___ Information provided ___

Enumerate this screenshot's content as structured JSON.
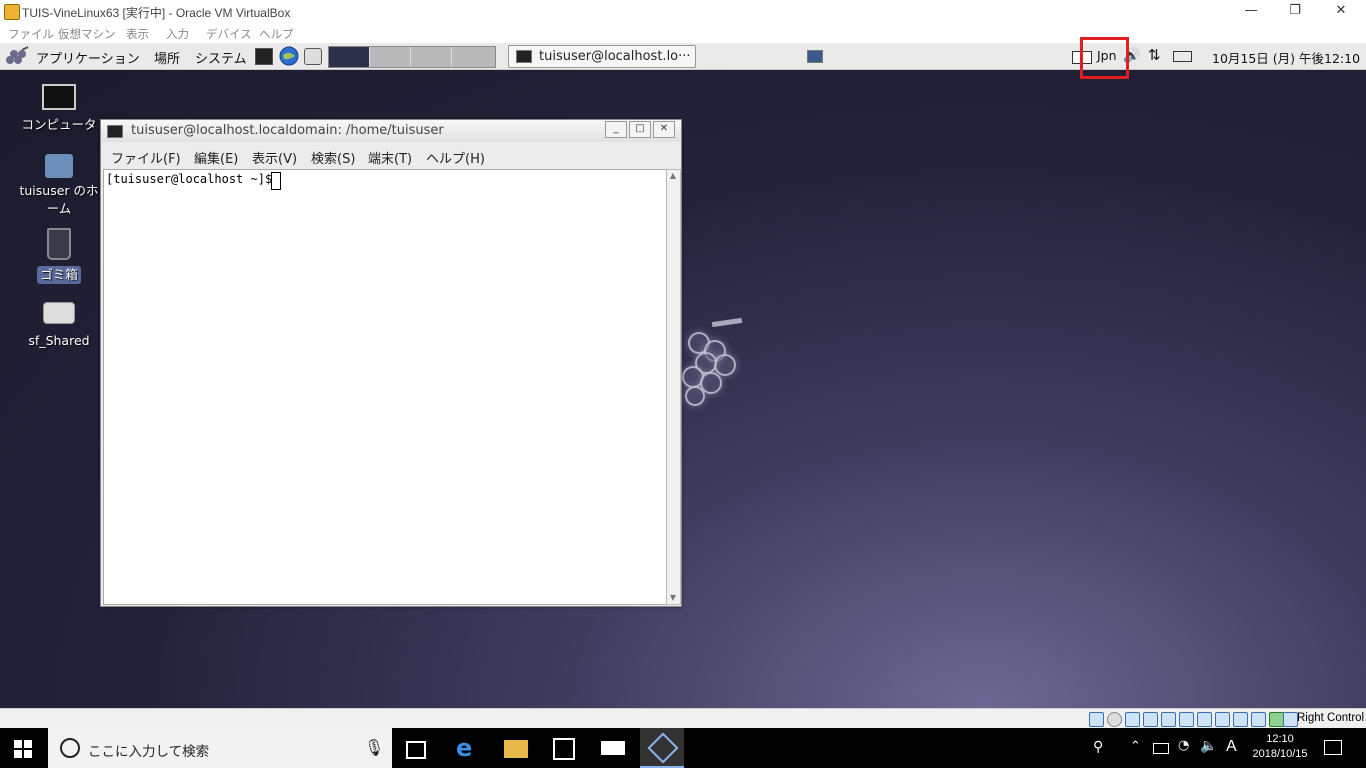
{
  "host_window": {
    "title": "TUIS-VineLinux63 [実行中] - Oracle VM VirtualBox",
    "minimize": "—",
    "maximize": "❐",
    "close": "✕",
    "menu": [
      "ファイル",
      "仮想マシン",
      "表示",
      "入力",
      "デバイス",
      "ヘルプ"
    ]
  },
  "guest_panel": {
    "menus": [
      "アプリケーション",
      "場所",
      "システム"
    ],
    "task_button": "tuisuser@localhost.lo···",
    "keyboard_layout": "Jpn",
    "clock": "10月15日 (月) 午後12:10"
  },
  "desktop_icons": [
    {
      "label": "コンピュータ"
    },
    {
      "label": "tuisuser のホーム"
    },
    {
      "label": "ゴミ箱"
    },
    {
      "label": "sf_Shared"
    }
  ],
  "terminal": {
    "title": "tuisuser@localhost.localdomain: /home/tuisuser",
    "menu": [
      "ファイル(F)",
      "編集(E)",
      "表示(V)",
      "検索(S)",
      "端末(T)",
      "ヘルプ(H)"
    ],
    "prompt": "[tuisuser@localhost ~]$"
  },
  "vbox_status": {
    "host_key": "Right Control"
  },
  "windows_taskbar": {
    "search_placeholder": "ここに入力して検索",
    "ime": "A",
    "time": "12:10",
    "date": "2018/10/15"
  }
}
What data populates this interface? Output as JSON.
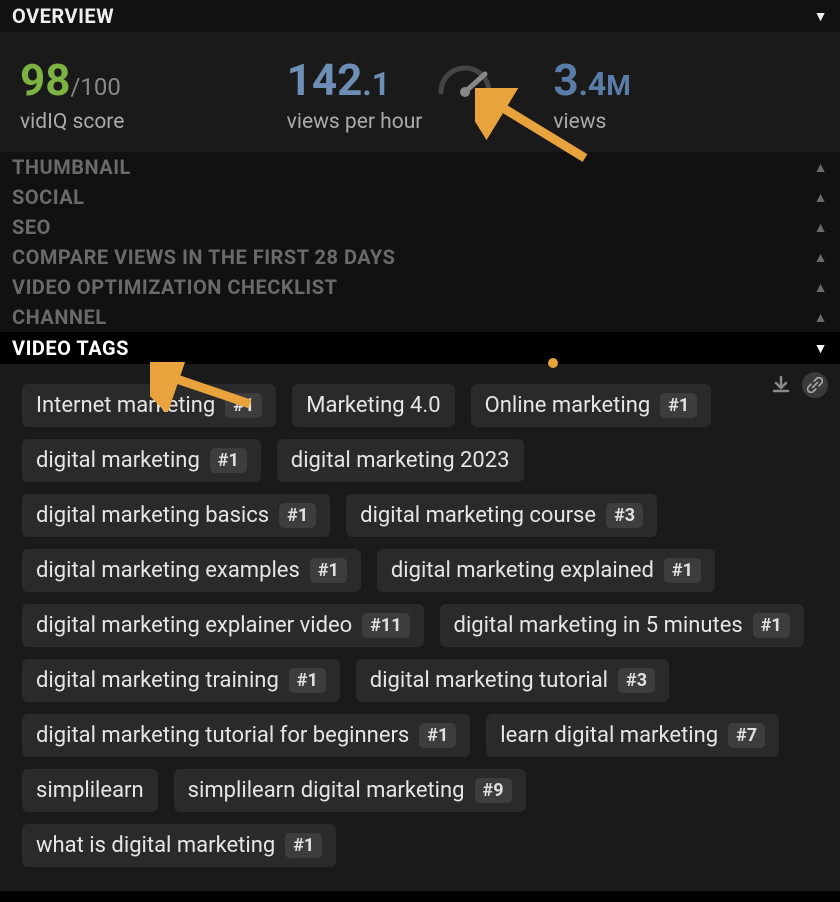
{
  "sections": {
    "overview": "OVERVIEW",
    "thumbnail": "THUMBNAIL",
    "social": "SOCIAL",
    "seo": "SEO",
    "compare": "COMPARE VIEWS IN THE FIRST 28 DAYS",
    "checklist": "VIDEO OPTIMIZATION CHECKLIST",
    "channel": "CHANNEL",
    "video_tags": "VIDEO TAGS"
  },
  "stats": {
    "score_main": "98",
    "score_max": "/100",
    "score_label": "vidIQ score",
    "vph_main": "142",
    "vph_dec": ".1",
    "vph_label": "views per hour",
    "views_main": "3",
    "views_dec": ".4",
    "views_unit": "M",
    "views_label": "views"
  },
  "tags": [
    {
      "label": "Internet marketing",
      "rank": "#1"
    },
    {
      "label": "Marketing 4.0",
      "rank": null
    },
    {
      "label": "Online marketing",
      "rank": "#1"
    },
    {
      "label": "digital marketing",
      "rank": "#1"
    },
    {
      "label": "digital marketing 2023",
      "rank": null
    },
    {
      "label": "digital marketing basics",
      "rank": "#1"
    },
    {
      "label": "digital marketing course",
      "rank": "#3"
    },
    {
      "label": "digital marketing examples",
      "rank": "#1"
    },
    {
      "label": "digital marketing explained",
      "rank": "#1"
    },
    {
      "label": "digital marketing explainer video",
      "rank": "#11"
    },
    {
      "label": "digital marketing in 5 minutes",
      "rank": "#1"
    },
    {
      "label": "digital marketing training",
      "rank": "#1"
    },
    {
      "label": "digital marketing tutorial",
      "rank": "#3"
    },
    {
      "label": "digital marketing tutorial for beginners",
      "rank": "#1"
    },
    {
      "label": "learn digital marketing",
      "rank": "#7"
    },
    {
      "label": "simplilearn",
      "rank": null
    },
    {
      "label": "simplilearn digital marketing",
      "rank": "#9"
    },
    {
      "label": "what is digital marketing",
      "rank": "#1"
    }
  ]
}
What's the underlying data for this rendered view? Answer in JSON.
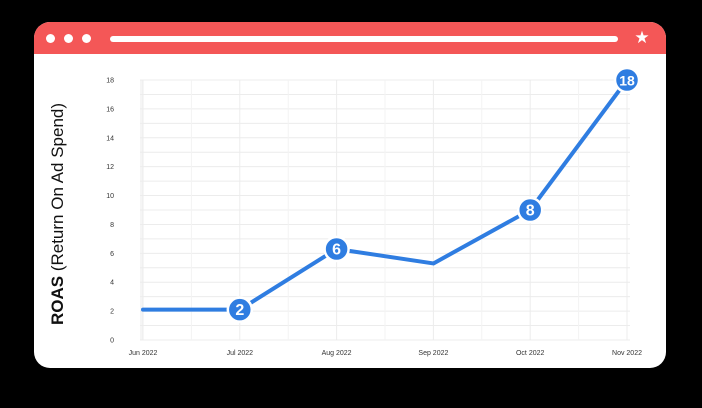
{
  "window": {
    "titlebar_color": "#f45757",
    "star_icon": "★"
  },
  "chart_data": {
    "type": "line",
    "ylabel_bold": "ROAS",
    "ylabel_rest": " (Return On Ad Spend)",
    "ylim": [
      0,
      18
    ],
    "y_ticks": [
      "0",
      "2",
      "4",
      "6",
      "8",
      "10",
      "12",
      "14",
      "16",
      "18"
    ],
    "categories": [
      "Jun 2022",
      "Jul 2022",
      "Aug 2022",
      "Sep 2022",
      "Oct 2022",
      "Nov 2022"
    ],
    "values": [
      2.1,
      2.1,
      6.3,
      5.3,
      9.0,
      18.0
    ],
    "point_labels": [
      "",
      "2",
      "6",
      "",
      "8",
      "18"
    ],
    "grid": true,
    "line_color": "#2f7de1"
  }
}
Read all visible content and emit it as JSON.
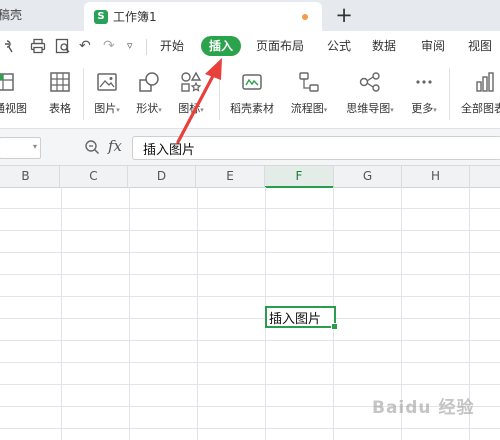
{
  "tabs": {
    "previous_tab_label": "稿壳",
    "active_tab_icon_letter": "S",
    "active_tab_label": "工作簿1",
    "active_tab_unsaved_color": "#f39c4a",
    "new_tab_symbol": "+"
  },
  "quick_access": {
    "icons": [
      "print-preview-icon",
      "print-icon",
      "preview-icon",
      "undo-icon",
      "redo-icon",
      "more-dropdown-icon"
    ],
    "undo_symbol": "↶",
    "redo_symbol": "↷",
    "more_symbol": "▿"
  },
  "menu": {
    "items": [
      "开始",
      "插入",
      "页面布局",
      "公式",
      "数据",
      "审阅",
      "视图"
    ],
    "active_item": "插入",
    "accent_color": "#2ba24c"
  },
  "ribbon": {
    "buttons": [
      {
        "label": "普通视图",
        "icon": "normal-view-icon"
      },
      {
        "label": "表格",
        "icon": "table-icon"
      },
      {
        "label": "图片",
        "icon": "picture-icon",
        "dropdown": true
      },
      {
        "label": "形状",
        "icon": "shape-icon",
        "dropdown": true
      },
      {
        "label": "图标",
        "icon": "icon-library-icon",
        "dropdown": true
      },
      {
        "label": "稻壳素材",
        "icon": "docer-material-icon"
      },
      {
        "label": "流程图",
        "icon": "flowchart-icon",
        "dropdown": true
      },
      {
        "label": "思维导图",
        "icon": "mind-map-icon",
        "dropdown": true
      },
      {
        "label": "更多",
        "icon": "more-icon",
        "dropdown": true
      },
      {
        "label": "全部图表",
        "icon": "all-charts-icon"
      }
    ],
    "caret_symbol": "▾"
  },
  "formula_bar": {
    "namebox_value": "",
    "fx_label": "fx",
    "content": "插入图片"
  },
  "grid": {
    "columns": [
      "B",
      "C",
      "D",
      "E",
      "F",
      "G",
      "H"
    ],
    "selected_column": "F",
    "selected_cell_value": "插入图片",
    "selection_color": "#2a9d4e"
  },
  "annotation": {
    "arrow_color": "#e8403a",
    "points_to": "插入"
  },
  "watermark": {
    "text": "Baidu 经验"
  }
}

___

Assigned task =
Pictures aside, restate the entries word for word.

Written response =
Enumerate this screenshot's content as structured JSON.
{
  "host_window": {
    "title": "TUIS-VineLinux63 [実行中] - Oracle VM VirtualBox",
    "minimize": "—",
    "maximize": "❐",
    "close": "✕",
    "menu": [
      "ファイル",
      "仮想マシン",
      "表示",
      "入力",
      "デバイス",
      "ヘルプ"
    ]
  },
  "guest_panel": {
    "menus": [
      "アプリケーション",
      "場所",
      "システム"
    ],
    "task_button": "tuisuser@localhost.lo···",
    "keyboard_layout": "Jpn",
    "clock": "10月15日 (月) 午後12:10"
  },
  "desktop_icons": [
    {
      "label": "コンピュータ"
    },
    {
      "label": "tuisuser のホーム"
    },
    {
      "label": "ゴミ箱"
    },
    {
      "label": "sf_Shared"
    }
  ],
  "terminal": {
    "title": "tuisuser@localhost.localdomain: /home/tuisuser",
    "menu": [
      "ファイル(F)",
      "編集(E)",
      "表示(V)",
      "検索(S)",
      "端末(T)",
      "ヘルプ(H)"
    ],
    "prompt": "[tuisuser@localhost ~]$"
  },
  "vbox_status": {
    "host_key": "Right Control"
  },
  "windows_taskbar": {
    "search_placeholder": "ここに入力して検索",
    "ime": "A",
    "time": "12:10",
    "date": "2018/10/15"
  }
}
What data populates this interface? Output as JSON.
{
  "sections": {
    "overview": "OVERVIEW",
    "thumbnail": "THUMBNAIL",
    "social": "SOCIAL",
    "seo": "SEO",
    "compare": "COMPARE VIEWS IN THE FIRST 28 DAYS",
    "checklist": "VIDEO OPTIMIZATION CHECKLIST",
    "channel": "CHANNEL",
    "video_tags": "VIDEO TAGS"
  },
  "stats": {
    "score_main": "98",
    "score_max": "/100",
    "score_label": "vidIQ score",
    "vph_main": "142",
    "vph_dec": ".1",
    "vph_label": "views per hour",
    "views_main": "3",
    "views_dec": ".4",
    "views_unit": "M",
    "views_label": "views"
  },
  "tags": [
    {
      "label": "Internet marketing",
      "rank": "#1"
    },
    {
      "label": "Marketing 4.0",
      "rank": null
    },
    {
      "label": "Online marketing",
      "rank": "#1"
    },
    {
      "label": "digital marketing",
      "rank": "#1"
    },
    {
      "label": "digital marketing 2023",
      "rank": null
    },
    {
      "label": "digital marketing basics",
      "rank": "#1"
    },
    {
      "label": "digital marketing course",
      "rank": "#3"
    },
    {
      "label": "digital marketing examples",
      "rank": "#1"
    },
    {
      "label": "digital marketing explained",
      "rank": "#1"
    },
    {
      "label": "digital marketing explainer video",
      "rank": "#11"
    },
    {
      "label": "digital marketing in 5 minutes",
      "rank": "#1"
    },
    {
      "label": "digital marketing training",
      "rank": "#1"
    },
    {
      "label": "digital marketing tutorial",
      "rank": "#3"
    },
    {
      "label": "digital marketing tutorial for beginners",
      "rank": "#1"
    },
    {
      "label": "learn digital marketing",
      "rank": "#7"
    },
    {
      "label": "simplilearn",
      "rank": null
    },
    {
      "label": "simplilearn digital marketing",
      "rank": "#9"
    },
    {
      "label": "what is digital marketing",
      "rank": "#1"
    }
  ]
}
What's the underlying data for this rendered view? Answer in JSON.
{
  "window": {
    "titlebar_color": "#f45757",
    "star_icon": "★"
  },
  "chart_data": {
    "type": "line",
    "ylabel_bold": "ROAS",
    "ylabel_rest": " (Return On Ad Spend)",
    "ylim": [
      0,
      18
    ],
    "y_ticks": [
      "0",
      "2",
      "4",
      "6",
      "8",
      "10",
      "12",
      "14",
      "16",
      "18"
    ],
    "categories": [
      "Jun 2022",
      "Jul 2022",
      "Aug 2022",
      "Sep 2022",
      "Oct 2022",
      "Nov 2022"
    ],
    "values": [
      2.1,
      2.1,
      6.3,
      5.3,
      9.0,
      18.0
    ],
    "point_labels": [
      "",
      "2",
      "6",
      "",
      "8",
      "18"
    ],
    "grid": true,
    "line_color": "#2f7de1"
  }
}
Read all visible content and emit it as JSON.
{
  "tabs": {
    "previous_tab_label": "稿壳",
    "active_tab_icon_letter": "S",
    "active_tab_label": "工作簿1",
    "active_tab_unsaved_color": "#f39c4a",
    "new_tab_symbol": "+"
  },
  "quick_access": {
    "icons": [
      "print-preview-icon",
      "print-icon",
      "preview-icon",
      "undo-icon",
      "redo-icon",
      "more-dropdown-icon"
    ],
    "undo_symbol": "↶",
    "redo_symbol": "↷",
    "more_symbol": "▿"
  },
  "menu": {
    "items": [
      "开始",
      "插入",
      "页面布局",
      "公式",
      "数据",
      "审阅",
      "视图"
    ],
    "active_item": "插入",
    "accent_color": "#2ba24c"
  },
  "ribbon": {
    "buttons": [
      {
        "label": "普通视图",
        "icon": "normal-view-icon"
      },
      {
        "label": "表格",
        "icon": "table-icon"
      },
      {
        "label": "图片",
        "icon": "picture-icon",
        "dropdown": true
      },
      {
        "label": "形状",
        "icon": "shape-icon",
        "dropdown": true
      },
      {
        "label": "图标",
        "icon": "icon-library-icon",
        "dropdown": true
      },
      {
        "label": "稻壳素材",
        "icon": "docer-material-icon"
      },
      {
        "label": "流程图",
        "icon": "flowchart-icon",
        "dropdown": true
      },
      {
        "label": "思维导图",
        "icon": "mind-map-icon",
        "dropdown": true
      },
      {
        "label": "更多",
        "icon": "more-icon",
        "dropdown": true
      },
      {
        "label": "全部图表",
        "icon": "all-charts-icon"
      }
    ],
    "caret_symbol": "▾"
  },
  "formula_bar": {
    "namebox_value": "",
    "fx_label": "fx",
    "content": "插入图片"
  },
  "grid": {
    "columns": [
      "B",
      "C",
      "D",
      "E",
      "F",
      "G",
      "H"
    ],
    "selected_column": "F",
    "selected_cell_value": "插入图片",
    "selection_color": "#2a9d4e"
  },
  "annotation": {
    "arrow_color": "#e8403a",
    "points_to": "插入"
  },
  "watermark": {
    "text": "Baidu 经验"
  }
}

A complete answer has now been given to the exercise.